When I first wrote about the RPF Valuation Model in Seeking Alpha on September 28, 2010, I described how the S&P 500 appeared to be undervalued by about 30% based on expected 2010 earnings and current yield on 30-year Treasury bonds. The S&P 500 was at 1,142 and the 30-year Treasury was yielding 3.73%.

Since lower Treasury yields result in a higher predicted price in the model, I calculated the predicted level of the S&P 500 at 1,505 using a 4% yield to be more conservative. This still resulted in a large valuation gap, suggesting that the S&P 500 was undervalued by about 30%. I cautioned that in addition to a change in the price of the index, the gap could be closed by a changed in interest rates or earnings. The gap has closed - today at 1,329 it looks like the S&P 500 is fairly valued with an intrinsic value suggested by the RPF Model of 1,315.

**How did the gap close? **The RPF Model bases predicted value on the risk free rate as measured by Treasury yields and trailing operating earnings. The formula is: P = E / (R

_{f}x (1+RPF) – (R

_{f}– 2%) – 2.6%), where:

- P = Predicted Price (Value of S&P 500 Index)
- E = Actual Earnings (Annualize operating earnings for the prior four quarters as reported by S&P). Earnings, while not ideal, are used as a proxy for cash flow and seem to work very well
- R
_{f }= Risk Free Rate as measured using 10 or 30 Year Treasury yields - RPF = Risk Premium Factor, 1.24 for 1960 – 1980; 0.90 for 1981 – 2001; and 1.48 for 2002 – present. (You can read more about the model in the link to the September 28 article above.)

Since September 28, the S&P 500 is up about 16%. Earnings are also up 5% to $83.94 and the yield on the 30-year has jumped to 4.72%. As you can see from the formula above, when Treasury yields rise, the predicted value of the S&P 500 falls. The table below summarizes the impact of each factor that caused the predicted and actual values to converge.

Change in Predicted Due to Treasury Yields | -21% |

Change Due to Earnings | 6% |

Total Change in Predicted | -15% |

Actual Change in Index (9/28/10 - 2/11/11) | 16% |

As shown above, the biggest since factor was the rise in Treasury yields that caused the predicted value of the index to fall by 21%, followed by a 15% rise in the S&P 500 Index which accounted for the remainder of the convergence.

**Developing Your Own Forecast **Since the index is highly sensitive to Treasury yields and earnings, future performance is dependent these two factors. In order to develop your own set of expectations for the S&P 500 Index, you need to apply your view on these two factors to the model.
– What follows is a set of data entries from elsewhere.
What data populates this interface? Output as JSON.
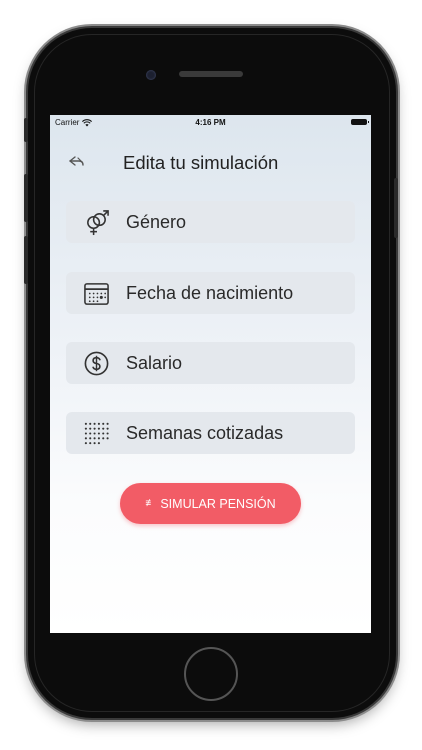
{
  "status_bar": {
    "carrier": "Carrier",
    "time": "4:16 PM"
  },
  "header": {
    "title": "Edita tu simulación"
  },
  "fields": [
    {
      "label": "Género",
      "icon": "gender-icon"
    },
    {
      "label": "Fecha de nacimiento",
      "icon": "calendar-icon"
    },
    {
      "label": "Salario",
      "icon": "dollar-circle-icon"
    },
    {
      "label": "Semanas cotizadas",
      "icon": "dot-grid-icon"
    }
  ],
  "cta": {
    "label": "SIMULAR PENSIÓN",
    "icon": "sliders-icon",
    "icon_glyph": "≢"
  },
  "colors": {
    "accent": "#f25c66",
    "field_bg": "#e4e8ed",
    "text": "#222222"
  }
}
You can use the formula above to calculate predicted value of the S&P 500 based on your expectations or download my RPF Value iPhone app to perform the calculation based on your own inputs.

Based on expected earnings for 2011 of $92.00, the analyst average in my December 16, 2010 article, and a Treasury yield of 4.7%, the S&P would end 2011 at about 1,441, falling to 1,353 if the 30-year rises to 5.0%. You can use the calculator to perform these and other sensitivities to develop your own view of the market.

**Disclosure: **I am long SPY.**Additional disclosure:** Short 30 year and 10 year Treasuries